One of my favorite solo gratitude rituals is to begin the day by listening to Louise Hay’s “Morning Meditation,” which stresses the importance of building gratitude for our immediate surroundings from the moment we open our eyes. We are asked to thank the miraculous minutiae around us -- from a comfortable bed and kitchen appliances to involuntary bodily functions like the circulation of oxygenated cells that keep us alive. This meditation is an incredible journey into rescripting how you might typically begin your morning, asking you to come into your body and acknowledge the abundance and blessings that already exist.
The other morning I woke up to no running water in the apartment as I had to get ready for work. The unannounced work that was being done in the building incredibly frustrated me for that hour that the water was off, but it slowed me down in a way that brought perspective.

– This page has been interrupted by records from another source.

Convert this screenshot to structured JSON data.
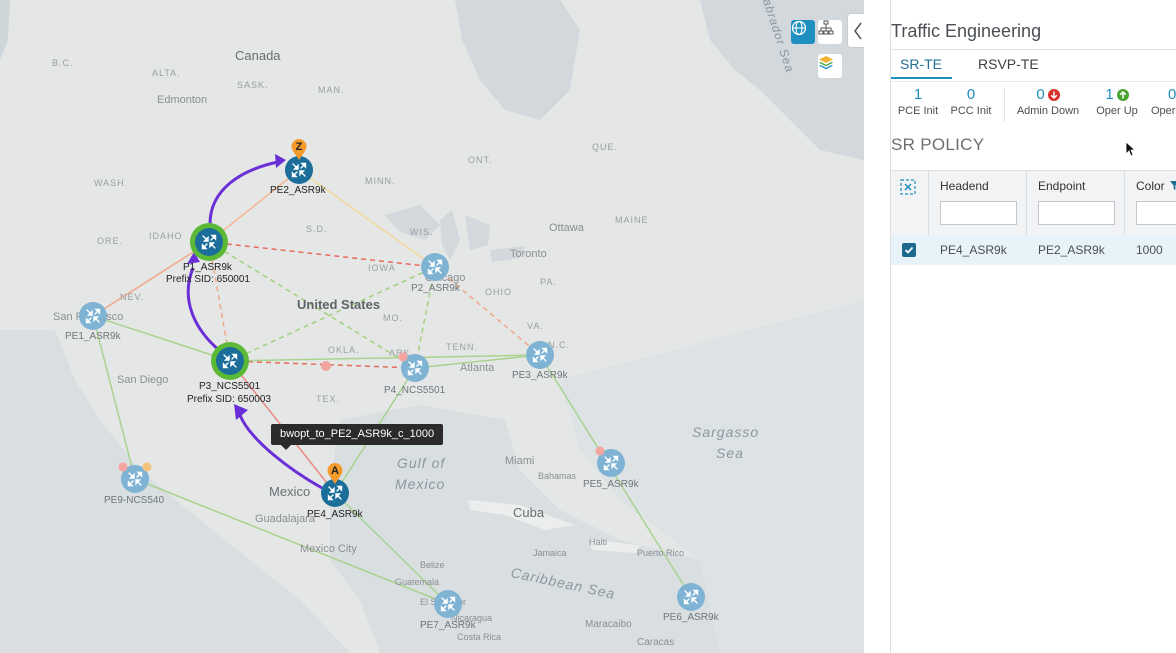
{
  "map": {
    "labels": {
      "canada": "Canada",
      "bc": "B.C.",
      "alta": "ALTA.",
      "sask": "SASK.",
      "edmonton": "Edmonton",
      "man": "MAN.",
      "ont": "ONT.",
      "que": "QUE.",
      "wash": "WASH.",
      "ore": "ORE.",
      "idaho": "IDAHO",
      "nev": "NEV.",
      "sd": "S.D.",
      "wis": "WIS.",
      "iowa": "IOWA",
      "maine": "MAINE",
      "ottawa": "Ottawa",
      "toronto": "Toronto",
      "minn": "MINN.",
      "united_states": "United States",
      "mo": "MO.",
      "okla": "OKLA.",
      "tenn": "TENN.",
      "ark": "ARK.",
      "va": "VA.",
      "pa": "PA.",
      "nc": "N.C.",
      "ohio": "OHIO",
      "tex": "TEX.",
      "atlanta": "Atlanta",
      "miami": "Miami",
      "bahamas": "Bahamas",
      "cuba": "Cuba",
      "haiti": "Haiti",
      "puerto_rico": "Puerto Rico",
      "jamaica": "Jamaica",
      "mexico": "Mexico",
      "guadalajara": "Guadalajara",
      "mexico_city": "Mexico City",
      "san_diego": "San Diego",
      "san_francisco": "San Francisco",
      "belize": "Belize",
      "guatemala": "Guatemala",
      "el_salvador": "El Salvador",
      "nicaragua": "Nicaragua",
      "costa_rica": "Costa Rica",
      "maracaibo": "Maracaibo",
      "caracas": "Caracas",
      "gulf_line1": "Gulf of",
      "gulf_line2": "Mexico",
      "sargasso_line1": "Sargasso",
      "sargasso_line2": "Sea",
      "caribbean": "Caribbean Sea",
      "labrador": "Labrador Sea",
      "chicago": "Chicago"
    },
    "nodes": {
      "pe2": "PE2_ASR9k",
      "p1": "P1_ASR9k",
      "p1_sid": "Prefix SID: 650001",
      "p2": "P2_ASR9k",
      "pe1": "PE1_ASR9k",
      "p3": "P3_NCS5501",
      "p3_sid": "Prefix SID: 650003",
      "p4": "P4_NCS5501",
      "pe3": "PE3_ASR9k",
      "pe4": "PE4_ASR9k",
      "pe5": "PE5_ASR9k",
      "pe6": "PE6_ASR9k",
      "pe7": "PE7_ASR9k",
      "pe9": "PE9-NCS540"
    },
    "markers": {
      "start": "A",
      "end": "Z"
    },
    "tooltip": "bwopt_to_PE2_ASR9k_c_1000",
    "controls": [
      "globe-icon",
      "topology-icon",
      "layers-icon"
    ]
  },
  "panel": {
    "title": "Traffic Engineering",
    "tabs": [
      {
        "label": "SR-TE",
        "active": true
      },
      {
        "label": "RSVP-TE",
        "active": false
      }
    ],
    "stats": [
      {
        "value": "1",
        "label": "PCE Init"
      },
      {
        "value": "0",
        "label": "PCC Init"
      },
      {
        "value": "0",
        "label": "Admin Down",
        "status": "down"
      },
      {
        "value": "1",
        "label": "Oper Up",
        "status": "up"
      },
      {
        "value": "0",
        "label": "Oper"
      }
    ],
    "section_title": "SR POLICY",
    "table": {
      "headers": [
        "Headend",
        "Endpoint",
        "Color"
      ],
      "rows": [
        {
          "selected": true,
          "headend": "PE4_ASR9k",
          "endpoint": "PE2_ASR9k",
          "color": "1000"
        }
      ]
    }
  },
  "colors": {
    "accent": "#1f8fbf",
    "path": "#6a2fd6",
    "node": "#1b6d9a",
    "node_highlight": "#5cb936",
    "marker": "#f39a2b",
    "down": "#d9302a",
    "up": "#4aa534"
  }
}
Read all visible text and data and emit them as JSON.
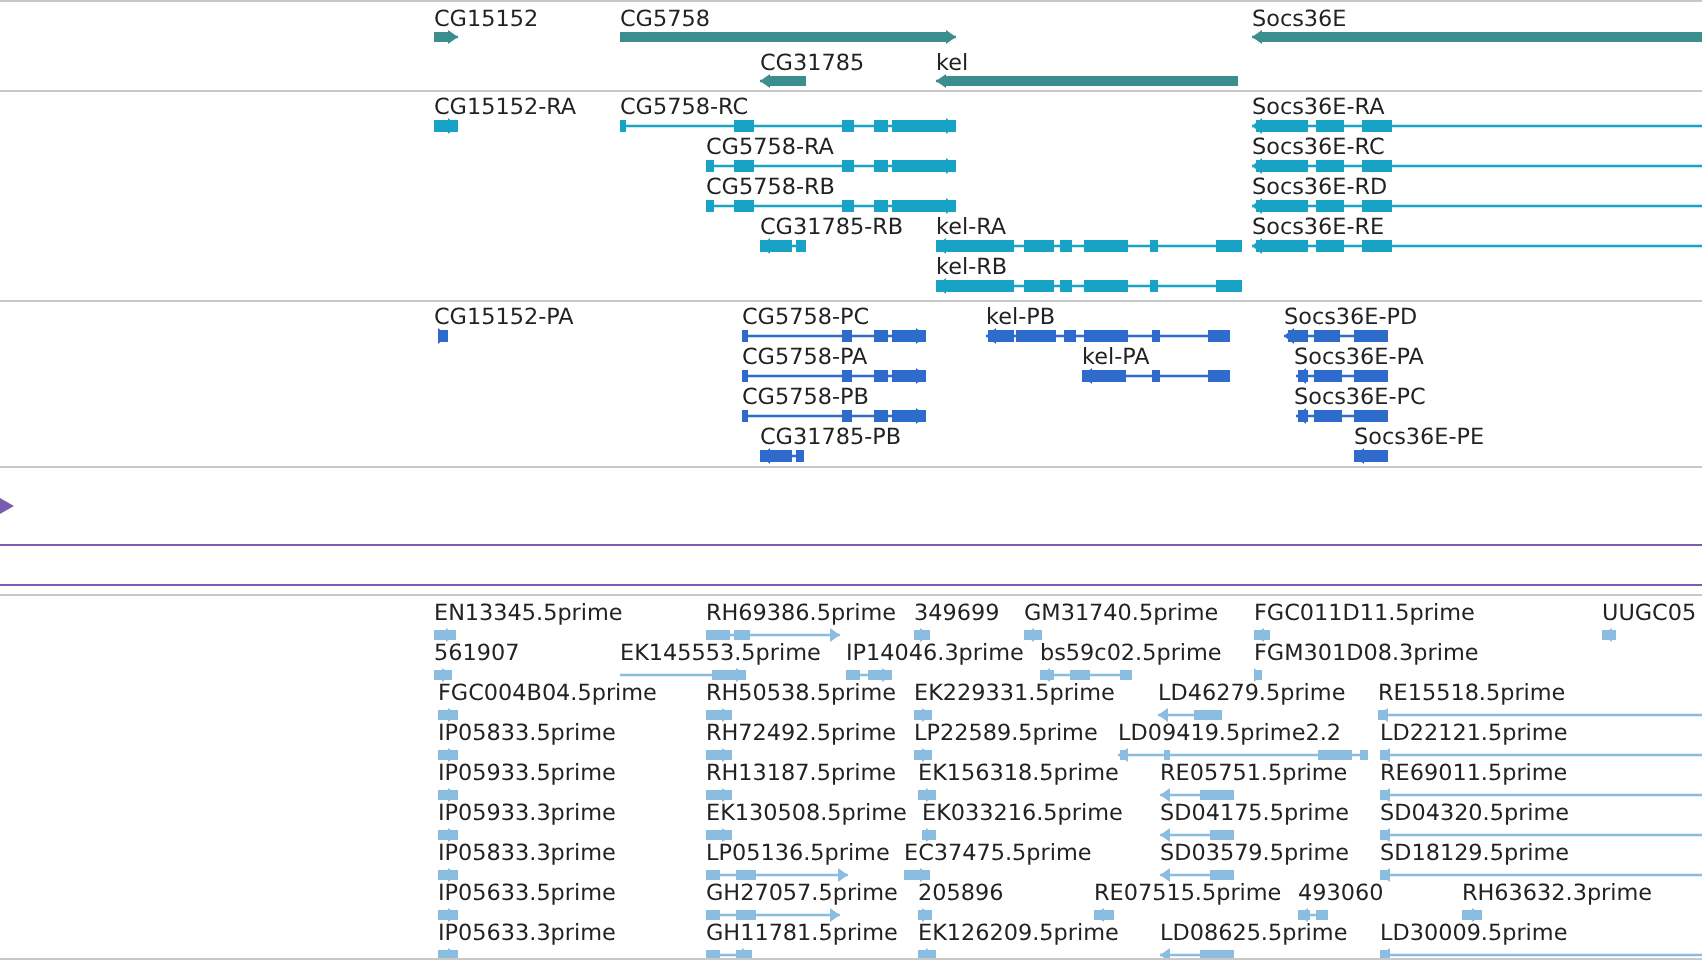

I thought of those for whom no running water was an everyday reality, which reminded me of the privilege of having not only running water, but clean running water with which to shower, make coffee and breakfast, do the dishes, and all kinds of tasks I take for granted.
In early sobriety, my AA sponsor added me to a gratitude email thread in which recovering women regularly sent around a list of what they were grateful for. Seeing what others were thankful for helped me with some of my gratitude blind spots. While exciting at first, the thread became a little overwhelming with so many responses, so I left (this was nearly seven years ago).
I haven’t had a regular gratitude practice in the years since until this past weekend when a recovery friend suggested we start our mornings exchanging a gratitude list on WhatsApp (this suggestion came after I shared how I had been struggling recently with unhelpful habits). His theory was that this practice would deepen the gratitude groove in my brain, which reminded me of Hebb’s Law that states: “neurons that fire together, wire together.” The idea of this exchange being between one other person seemed less daunting and like less pressure. Just three days into this morning exchange, I am already thinking of the next day’s list and what I could include on it.
A kind act of service, whether directed towards a friend, acquaintance, or stranger, is another way of communicating gratitude. These acts don’t need to be relegated to a birthday or a national holiday that commercializes gratitude. Small acts of gratitude, like writing a thank you note to a sponsor or paying for a friend’s coffee, also build up self-esteem.
Whether receiving or giving it, gratitude can be a beautifully grounding experience. A shift in focus or perspective when struggling is essential to maintaining a life of humility. So much of my addictiveness can be fueled by a sense of lack, such as not feeling smart, worthy, interesting, attractive, or funny enough (to name a few). Renewing a sense of thankfulness of who and what I am and what I do have, is a step towards growing more comfortably into my recovering self. I am eternally grateful for all the support I’ve received in and out of sobriety, as well as all the substance-fueled episodes and institutions that propelled me to this place.